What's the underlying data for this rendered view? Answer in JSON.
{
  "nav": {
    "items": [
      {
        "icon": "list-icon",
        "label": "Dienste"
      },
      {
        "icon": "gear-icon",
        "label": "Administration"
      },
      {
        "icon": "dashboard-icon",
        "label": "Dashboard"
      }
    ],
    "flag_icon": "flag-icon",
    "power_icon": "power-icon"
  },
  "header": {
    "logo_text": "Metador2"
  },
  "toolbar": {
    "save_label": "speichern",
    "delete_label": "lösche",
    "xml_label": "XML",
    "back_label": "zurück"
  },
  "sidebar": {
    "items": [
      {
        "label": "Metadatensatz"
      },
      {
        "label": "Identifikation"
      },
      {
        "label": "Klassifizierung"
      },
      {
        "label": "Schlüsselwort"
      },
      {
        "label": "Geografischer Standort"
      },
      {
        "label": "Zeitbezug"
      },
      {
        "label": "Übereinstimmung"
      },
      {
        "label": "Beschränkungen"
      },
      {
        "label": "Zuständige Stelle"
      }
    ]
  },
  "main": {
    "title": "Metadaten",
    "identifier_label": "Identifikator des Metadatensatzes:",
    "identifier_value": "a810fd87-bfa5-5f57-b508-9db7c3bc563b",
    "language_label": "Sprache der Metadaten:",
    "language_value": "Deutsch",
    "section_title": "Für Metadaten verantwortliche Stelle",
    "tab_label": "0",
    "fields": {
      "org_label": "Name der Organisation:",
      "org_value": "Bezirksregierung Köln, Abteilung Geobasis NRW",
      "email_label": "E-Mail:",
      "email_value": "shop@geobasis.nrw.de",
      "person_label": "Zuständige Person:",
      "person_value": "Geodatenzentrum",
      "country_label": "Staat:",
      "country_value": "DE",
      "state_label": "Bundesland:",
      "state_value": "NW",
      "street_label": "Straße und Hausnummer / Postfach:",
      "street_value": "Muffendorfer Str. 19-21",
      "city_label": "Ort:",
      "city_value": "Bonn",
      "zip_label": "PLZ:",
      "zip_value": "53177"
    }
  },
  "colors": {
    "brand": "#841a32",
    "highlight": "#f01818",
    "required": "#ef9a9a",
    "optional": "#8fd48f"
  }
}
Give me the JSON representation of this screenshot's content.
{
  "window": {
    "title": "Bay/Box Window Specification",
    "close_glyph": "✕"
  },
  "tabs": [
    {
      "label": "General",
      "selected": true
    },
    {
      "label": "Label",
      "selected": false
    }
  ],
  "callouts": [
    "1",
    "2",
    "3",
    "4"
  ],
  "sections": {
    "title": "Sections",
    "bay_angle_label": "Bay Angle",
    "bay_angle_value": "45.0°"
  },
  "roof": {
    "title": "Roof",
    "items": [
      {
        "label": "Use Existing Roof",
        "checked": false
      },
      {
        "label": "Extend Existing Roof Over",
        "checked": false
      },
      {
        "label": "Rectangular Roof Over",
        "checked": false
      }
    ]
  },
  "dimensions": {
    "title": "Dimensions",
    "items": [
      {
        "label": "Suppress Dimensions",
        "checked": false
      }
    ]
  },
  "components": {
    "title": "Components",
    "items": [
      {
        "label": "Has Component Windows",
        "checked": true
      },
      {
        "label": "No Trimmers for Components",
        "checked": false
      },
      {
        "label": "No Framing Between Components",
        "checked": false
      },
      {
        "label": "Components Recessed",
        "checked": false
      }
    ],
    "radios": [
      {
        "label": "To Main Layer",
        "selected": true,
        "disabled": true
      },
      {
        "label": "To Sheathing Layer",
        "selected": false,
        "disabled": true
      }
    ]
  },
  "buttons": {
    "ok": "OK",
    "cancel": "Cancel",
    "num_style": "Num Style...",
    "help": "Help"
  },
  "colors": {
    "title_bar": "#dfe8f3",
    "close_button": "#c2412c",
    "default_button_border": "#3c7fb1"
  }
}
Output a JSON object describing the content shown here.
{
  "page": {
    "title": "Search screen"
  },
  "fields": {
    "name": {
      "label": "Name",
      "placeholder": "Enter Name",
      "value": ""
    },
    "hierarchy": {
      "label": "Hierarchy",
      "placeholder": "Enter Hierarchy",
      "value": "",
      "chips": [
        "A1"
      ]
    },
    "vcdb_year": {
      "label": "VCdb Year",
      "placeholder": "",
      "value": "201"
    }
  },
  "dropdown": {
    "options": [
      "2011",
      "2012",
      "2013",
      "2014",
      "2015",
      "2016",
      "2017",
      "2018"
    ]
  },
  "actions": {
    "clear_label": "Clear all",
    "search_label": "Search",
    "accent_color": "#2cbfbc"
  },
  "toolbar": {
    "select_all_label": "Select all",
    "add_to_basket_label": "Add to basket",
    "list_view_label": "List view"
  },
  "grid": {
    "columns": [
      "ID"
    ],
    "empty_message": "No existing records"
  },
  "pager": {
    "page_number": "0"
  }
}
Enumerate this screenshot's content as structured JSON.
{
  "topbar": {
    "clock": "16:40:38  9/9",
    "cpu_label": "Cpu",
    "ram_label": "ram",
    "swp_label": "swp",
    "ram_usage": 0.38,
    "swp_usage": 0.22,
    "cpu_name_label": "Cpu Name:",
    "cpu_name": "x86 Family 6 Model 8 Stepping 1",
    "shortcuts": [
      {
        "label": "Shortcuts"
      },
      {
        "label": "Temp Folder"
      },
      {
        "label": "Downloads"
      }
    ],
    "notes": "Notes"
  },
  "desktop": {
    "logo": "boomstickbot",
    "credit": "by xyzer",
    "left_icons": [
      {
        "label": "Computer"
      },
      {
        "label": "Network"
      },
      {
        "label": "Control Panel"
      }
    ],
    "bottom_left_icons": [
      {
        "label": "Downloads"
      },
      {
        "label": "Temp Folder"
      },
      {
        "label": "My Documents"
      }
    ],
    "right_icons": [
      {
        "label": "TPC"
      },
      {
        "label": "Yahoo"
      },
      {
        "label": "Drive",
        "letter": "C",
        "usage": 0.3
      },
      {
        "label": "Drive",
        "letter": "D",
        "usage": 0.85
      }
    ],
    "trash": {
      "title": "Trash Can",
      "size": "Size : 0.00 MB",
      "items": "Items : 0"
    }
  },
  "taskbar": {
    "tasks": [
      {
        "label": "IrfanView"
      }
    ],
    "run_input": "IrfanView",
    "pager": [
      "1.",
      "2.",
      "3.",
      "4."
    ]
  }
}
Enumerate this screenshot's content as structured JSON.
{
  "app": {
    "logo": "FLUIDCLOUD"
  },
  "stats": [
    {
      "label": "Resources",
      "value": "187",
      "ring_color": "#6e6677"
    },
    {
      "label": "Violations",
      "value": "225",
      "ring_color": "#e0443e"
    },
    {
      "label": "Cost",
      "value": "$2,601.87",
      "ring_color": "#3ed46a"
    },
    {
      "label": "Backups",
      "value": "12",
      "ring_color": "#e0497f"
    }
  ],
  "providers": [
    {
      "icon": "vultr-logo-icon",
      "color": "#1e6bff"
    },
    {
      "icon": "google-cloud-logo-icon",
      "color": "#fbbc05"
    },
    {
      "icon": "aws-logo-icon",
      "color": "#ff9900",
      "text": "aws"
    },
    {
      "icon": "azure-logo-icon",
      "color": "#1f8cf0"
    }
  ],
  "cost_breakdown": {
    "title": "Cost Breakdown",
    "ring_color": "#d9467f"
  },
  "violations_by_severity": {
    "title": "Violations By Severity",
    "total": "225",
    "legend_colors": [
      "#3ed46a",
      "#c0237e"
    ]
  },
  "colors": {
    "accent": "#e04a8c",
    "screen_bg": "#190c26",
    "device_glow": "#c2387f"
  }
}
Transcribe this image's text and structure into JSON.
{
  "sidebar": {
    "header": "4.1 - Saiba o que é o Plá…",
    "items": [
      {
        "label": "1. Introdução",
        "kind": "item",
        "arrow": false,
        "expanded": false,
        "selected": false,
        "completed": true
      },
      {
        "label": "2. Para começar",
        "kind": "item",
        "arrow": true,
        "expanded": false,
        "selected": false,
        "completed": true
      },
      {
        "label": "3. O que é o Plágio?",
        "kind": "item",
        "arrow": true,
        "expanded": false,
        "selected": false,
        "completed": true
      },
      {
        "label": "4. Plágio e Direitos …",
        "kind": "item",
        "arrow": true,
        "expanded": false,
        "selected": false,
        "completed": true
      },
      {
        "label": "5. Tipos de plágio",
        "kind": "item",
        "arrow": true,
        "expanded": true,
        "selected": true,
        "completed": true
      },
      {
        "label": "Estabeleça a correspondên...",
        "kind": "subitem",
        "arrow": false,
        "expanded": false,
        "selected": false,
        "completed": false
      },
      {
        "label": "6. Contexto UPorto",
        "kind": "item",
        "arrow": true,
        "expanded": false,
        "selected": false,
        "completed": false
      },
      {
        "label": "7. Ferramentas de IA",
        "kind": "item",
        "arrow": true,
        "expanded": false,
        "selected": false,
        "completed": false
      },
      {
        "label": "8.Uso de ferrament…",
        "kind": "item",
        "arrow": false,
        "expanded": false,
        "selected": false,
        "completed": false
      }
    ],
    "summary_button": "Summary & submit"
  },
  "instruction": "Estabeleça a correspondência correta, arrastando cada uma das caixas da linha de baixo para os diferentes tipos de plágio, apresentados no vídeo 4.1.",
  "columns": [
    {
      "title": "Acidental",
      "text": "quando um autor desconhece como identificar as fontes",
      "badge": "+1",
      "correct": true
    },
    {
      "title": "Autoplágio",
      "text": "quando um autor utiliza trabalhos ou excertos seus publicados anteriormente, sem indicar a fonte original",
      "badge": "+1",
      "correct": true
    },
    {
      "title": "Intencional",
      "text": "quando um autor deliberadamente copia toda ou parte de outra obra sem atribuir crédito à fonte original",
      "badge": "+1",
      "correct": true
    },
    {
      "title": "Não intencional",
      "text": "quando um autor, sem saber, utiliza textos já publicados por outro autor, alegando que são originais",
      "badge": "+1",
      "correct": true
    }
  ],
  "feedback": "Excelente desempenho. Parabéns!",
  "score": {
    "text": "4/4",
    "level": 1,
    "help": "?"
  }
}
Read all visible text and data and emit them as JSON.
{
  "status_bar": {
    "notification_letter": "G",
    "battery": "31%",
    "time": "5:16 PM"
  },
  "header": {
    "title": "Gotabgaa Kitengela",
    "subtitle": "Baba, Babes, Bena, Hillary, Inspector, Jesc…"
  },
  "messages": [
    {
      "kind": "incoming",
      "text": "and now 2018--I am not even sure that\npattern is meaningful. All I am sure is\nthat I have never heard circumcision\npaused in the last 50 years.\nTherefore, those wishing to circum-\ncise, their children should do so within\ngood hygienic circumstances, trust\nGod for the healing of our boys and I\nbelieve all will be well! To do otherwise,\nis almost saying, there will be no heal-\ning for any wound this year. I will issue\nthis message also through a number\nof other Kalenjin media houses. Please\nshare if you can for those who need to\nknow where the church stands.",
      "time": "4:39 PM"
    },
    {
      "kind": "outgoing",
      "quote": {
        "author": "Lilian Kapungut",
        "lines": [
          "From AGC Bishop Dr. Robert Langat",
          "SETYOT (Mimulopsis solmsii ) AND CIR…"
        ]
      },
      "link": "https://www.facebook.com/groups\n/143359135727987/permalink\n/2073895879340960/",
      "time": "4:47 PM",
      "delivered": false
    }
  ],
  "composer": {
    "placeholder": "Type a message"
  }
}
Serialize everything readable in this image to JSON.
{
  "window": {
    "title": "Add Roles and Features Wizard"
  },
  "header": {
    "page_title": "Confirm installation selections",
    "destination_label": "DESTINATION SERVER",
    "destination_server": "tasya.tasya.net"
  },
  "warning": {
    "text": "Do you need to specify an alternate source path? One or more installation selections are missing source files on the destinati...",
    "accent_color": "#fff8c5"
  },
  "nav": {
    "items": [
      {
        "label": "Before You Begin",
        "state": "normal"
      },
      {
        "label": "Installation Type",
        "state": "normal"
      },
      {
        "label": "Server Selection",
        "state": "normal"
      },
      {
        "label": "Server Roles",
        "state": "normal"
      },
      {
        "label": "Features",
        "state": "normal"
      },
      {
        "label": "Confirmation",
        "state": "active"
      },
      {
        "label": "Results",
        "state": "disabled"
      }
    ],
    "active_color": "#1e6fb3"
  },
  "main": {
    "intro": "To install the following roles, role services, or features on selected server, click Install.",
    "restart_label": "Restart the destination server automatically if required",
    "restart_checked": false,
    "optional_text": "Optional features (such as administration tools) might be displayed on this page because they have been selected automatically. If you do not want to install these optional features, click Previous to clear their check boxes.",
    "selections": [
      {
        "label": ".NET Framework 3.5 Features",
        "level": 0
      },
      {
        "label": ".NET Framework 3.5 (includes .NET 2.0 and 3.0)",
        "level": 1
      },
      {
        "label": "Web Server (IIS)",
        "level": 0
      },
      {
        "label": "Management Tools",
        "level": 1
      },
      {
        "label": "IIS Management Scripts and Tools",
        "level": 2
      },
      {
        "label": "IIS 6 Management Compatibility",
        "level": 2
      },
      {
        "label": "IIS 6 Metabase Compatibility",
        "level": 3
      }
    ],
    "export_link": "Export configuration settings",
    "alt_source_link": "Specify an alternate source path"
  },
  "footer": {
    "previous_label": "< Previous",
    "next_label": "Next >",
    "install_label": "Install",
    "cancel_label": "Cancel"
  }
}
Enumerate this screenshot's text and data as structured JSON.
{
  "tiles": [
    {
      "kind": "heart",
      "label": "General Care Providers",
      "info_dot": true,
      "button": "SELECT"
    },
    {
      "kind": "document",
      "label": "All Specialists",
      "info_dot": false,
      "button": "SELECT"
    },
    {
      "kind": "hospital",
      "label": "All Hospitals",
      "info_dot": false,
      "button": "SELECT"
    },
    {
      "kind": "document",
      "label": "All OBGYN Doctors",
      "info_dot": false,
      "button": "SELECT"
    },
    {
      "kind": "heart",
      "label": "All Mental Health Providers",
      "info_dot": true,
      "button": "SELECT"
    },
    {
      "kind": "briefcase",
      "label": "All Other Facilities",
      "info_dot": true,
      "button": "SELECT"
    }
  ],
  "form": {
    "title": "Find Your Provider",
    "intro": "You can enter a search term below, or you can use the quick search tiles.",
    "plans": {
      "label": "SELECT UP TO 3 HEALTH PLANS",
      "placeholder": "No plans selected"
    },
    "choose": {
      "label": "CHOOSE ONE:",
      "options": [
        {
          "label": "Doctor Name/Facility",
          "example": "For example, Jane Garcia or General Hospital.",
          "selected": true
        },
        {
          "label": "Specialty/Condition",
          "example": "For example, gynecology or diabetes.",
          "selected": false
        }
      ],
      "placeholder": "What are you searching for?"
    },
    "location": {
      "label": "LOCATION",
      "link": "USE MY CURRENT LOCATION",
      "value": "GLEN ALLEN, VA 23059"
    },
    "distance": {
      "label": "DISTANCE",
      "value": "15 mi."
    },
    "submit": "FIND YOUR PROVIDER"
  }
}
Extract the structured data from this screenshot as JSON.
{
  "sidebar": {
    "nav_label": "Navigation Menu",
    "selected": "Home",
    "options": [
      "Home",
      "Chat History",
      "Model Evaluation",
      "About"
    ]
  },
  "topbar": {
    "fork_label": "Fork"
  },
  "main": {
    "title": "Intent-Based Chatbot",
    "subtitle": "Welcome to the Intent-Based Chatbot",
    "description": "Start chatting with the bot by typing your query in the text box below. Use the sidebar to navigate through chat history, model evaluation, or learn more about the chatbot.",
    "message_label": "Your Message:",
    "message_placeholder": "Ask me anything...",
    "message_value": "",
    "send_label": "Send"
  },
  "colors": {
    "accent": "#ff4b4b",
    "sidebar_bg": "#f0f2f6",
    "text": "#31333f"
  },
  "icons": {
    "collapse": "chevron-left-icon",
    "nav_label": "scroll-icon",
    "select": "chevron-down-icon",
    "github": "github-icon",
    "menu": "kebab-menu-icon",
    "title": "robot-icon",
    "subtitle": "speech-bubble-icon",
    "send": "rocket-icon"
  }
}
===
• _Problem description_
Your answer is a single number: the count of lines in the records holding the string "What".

• _Answer for this exercise_
2